As freezing weather drained stockpiles of propane to their lowest seasonal level in two decades on the U.S. East Coast this month, shivering New Englanders couldn’t tap abundant supplies sailing out of Texas. The reason? The Jones Act.
As record oil and gas output floods the country with cheap and abundant energy and brings the U.S. closer to energy independence, the bulk of the fuels get squeezed through Houston, the country’s largest export gateway and the core of its biggest refining region.

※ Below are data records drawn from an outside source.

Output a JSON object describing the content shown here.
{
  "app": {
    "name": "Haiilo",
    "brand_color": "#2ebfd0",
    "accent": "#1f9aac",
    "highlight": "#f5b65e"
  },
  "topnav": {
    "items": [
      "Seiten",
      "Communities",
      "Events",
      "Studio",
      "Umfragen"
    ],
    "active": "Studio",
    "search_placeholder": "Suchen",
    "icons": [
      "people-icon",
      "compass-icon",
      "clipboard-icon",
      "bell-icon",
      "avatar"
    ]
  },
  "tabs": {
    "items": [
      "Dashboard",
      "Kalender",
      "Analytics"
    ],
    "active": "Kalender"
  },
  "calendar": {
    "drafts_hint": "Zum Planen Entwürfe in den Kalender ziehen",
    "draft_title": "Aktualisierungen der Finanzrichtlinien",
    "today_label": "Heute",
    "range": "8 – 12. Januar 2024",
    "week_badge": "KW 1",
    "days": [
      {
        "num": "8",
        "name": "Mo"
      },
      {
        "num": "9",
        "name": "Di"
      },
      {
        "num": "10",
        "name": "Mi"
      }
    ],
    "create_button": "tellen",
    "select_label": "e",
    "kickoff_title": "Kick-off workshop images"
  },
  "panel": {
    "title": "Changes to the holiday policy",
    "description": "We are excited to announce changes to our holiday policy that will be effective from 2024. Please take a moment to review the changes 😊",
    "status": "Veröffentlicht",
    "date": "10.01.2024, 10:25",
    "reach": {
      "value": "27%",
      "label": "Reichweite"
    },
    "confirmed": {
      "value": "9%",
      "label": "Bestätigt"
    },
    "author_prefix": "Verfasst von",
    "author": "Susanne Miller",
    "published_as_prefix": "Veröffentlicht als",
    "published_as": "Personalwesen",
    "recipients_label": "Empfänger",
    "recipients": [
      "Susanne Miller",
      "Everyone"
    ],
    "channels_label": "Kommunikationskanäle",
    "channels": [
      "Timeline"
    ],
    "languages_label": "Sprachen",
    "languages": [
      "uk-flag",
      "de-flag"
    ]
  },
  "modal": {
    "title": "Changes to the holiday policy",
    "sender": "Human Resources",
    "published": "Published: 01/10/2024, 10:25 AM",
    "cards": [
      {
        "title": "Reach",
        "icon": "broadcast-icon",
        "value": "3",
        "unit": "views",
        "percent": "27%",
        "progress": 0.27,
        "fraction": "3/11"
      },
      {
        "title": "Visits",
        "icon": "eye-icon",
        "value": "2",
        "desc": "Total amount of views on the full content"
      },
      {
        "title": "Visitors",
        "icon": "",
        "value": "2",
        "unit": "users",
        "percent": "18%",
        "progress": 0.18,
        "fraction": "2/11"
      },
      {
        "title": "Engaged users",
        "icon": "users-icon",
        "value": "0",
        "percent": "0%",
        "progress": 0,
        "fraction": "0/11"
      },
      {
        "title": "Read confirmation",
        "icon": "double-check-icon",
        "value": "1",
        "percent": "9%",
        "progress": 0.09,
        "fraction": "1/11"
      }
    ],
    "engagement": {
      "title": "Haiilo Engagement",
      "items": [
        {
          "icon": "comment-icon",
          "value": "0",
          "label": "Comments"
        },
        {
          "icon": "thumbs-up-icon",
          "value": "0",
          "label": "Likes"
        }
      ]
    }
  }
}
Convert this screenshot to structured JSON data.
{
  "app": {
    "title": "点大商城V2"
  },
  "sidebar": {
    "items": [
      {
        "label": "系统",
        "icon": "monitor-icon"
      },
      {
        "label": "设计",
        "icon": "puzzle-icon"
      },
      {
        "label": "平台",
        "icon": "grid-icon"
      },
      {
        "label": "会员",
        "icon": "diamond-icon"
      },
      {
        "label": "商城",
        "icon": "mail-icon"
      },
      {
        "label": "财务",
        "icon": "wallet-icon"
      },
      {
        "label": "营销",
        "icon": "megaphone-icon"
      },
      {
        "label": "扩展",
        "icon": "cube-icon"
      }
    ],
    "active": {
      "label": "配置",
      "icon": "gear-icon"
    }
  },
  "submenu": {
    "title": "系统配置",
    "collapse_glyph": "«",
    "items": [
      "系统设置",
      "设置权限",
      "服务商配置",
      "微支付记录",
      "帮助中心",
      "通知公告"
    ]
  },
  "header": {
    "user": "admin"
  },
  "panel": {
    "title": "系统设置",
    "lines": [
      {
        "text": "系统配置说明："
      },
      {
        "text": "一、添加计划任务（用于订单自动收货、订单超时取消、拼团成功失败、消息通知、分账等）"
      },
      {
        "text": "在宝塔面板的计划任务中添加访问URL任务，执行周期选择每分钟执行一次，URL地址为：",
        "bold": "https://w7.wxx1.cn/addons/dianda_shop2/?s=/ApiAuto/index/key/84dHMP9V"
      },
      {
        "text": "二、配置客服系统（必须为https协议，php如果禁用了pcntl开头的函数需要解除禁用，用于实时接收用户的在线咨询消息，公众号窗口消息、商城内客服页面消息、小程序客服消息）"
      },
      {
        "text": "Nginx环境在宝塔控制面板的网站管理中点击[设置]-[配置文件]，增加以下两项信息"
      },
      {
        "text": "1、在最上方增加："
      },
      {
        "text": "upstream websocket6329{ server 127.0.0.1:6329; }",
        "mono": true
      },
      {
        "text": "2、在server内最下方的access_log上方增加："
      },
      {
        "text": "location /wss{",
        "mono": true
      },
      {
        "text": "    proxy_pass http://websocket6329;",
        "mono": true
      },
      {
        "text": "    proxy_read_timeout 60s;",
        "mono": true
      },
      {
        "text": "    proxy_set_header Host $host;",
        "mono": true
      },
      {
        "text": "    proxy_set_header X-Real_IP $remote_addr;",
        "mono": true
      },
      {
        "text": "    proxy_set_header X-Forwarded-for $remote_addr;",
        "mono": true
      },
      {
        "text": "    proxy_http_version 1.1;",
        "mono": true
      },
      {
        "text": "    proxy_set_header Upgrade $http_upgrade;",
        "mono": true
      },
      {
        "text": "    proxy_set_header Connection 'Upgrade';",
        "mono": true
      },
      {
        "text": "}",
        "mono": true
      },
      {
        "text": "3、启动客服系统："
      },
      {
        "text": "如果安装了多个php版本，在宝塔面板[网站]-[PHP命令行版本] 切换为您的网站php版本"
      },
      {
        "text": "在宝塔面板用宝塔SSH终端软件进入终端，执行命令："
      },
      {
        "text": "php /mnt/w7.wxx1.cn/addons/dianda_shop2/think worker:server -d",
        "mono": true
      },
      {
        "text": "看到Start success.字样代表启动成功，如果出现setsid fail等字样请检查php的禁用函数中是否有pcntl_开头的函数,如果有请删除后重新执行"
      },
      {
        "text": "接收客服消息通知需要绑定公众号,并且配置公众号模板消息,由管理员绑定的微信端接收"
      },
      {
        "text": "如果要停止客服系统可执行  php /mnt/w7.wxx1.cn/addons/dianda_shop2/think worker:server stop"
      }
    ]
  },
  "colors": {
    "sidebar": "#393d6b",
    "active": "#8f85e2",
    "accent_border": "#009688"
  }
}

More direct northern sea routes may be opening up in the Arctic, as the melting of the ice has made previously unnavigable routes a growing possibility for large ships, including tankers carrying oil and gas, an expert said Wednesday at the Third Houston Shipping and Offshore Conference.
GTT, a French designer of large tanks for liquefied natural gas, is setting up a Houston office in anticipation of market shifts tied to cheap natural gas.
The U.S. Navy launched its largest alternative fuel test to date on Wednesday, pumping 20,000 gallons of algae-based fuel into a destroyer ship that will embark on a 20-hour trip along the California coast.